PROBLEM:
Each line from the one containing "What's the underlying" through the end of the data must be retyped exactly, and no other line.

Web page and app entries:
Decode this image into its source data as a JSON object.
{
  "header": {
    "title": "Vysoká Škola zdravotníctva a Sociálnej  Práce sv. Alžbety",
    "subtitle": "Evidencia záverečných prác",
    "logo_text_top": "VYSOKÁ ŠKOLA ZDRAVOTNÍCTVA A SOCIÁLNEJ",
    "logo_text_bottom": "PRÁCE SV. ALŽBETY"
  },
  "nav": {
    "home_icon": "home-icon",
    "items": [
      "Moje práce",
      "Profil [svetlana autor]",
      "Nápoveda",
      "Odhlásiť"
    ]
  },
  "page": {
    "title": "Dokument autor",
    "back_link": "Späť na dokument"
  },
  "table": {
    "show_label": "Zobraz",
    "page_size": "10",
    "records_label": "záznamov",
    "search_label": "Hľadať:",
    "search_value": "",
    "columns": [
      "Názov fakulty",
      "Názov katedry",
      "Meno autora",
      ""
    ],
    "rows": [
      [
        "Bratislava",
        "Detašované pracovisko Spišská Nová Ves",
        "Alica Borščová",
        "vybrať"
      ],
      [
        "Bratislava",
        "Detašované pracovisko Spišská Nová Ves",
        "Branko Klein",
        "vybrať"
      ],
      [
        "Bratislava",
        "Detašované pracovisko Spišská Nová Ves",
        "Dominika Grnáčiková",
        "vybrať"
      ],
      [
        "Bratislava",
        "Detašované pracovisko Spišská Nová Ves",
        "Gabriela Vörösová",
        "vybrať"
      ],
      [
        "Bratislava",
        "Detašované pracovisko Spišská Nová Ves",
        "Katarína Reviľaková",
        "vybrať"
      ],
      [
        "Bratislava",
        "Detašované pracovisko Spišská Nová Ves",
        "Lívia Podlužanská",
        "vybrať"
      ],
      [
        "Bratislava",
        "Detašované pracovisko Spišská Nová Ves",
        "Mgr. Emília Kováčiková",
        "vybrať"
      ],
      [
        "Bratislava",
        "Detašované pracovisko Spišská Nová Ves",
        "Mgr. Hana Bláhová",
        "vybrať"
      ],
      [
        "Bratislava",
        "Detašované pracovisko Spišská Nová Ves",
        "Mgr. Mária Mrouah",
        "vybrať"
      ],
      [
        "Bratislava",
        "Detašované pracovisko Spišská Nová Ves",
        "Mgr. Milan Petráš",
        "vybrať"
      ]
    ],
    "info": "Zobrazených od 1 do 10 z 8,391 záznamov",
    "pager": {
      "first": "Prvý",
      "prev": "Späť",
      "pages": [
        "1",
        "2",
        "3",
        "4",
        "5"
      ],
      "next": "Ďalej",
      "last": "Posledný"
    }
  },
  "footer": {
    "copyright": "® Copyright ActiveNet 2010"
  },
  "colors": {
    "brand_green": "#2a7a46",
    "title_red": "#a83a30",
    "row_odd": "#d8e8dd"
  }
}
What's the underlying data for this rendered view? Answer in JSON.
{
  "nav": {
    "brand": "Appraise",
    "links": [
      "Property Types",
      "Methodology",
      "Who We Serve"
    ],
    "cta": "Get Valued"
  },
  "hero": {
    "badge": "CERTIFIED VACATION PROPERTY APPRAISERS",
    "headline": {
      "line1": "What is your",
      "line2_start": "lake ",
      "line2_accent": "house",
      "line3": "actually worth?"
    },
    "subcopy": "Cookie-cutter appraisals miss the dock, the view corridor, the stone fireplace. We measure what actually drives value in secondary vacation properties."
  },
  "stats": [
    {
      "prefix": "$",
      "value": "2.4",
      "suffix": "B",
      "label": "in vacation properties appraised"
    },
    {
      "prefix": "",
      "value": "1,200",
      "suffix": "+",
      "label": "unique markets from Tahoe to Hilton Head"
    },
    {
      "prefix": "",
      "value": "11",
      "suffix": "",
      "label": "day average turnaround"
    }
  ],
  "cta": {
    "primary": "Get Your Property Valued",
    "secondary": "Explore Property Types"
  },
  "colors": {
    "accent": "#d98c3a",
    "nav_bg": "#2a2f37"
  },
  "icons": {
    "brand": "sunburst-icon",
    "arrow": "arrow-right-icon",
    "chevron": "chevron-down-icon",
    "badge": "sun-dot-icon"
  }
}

SOLUTION BELOW:
What's the underlying data for this rendered view? Answer in JSON.
{
  "nav": {
    "brand": "Appraise",
    "links": [
      "Property Types",
      "Methodology",
      "Who We Serve"
    ],
    "cta": "Get Valued"
  },
  "hero": {
    "badge": "CERTIFIED VACATION PROPERTY APPRAISERS",
    "headline": {
      "line1": "What is your",
      "line2_start": "lake ",
      "line2_accent": "house",
      "line3": "actually worth?"
    },
    "subcopy": "Cookie-cutter appraisals miss the dock, the view corridor, the stone fireplace. We measure what actually drives value in secondary vacation properties."
  },
  "stats": [
    {
      "prefix": "$",
      "value": "2.4",
      "suffix": "B",
      "label": "in vacation properties appraised"
    },
    {
      "prefix": "",
      "value": "1,200",
      "suffix": "+",
      "label": "unique markets from Tahoe to Hilton Head"
    },
    {
      "prefix": "",
      "value": "11",
      "suffix": "",
      "label": "day average turnaround"
    }
  ],
  "cta": {
    "primary": "Get Your Property Valued",
    "secondary": "Explore Property Types"
  },
  "colors": {
    "accent": "#d98c3a",
    "nav_bg": "#2a2f37"
  },
  "icons": {
    "brand": "sunburst-icon",
    "arrow": "arrow-right-icon",
    "chevron": "chevron-down-icon",
    "badge": "sun-dot-icon"
  }
}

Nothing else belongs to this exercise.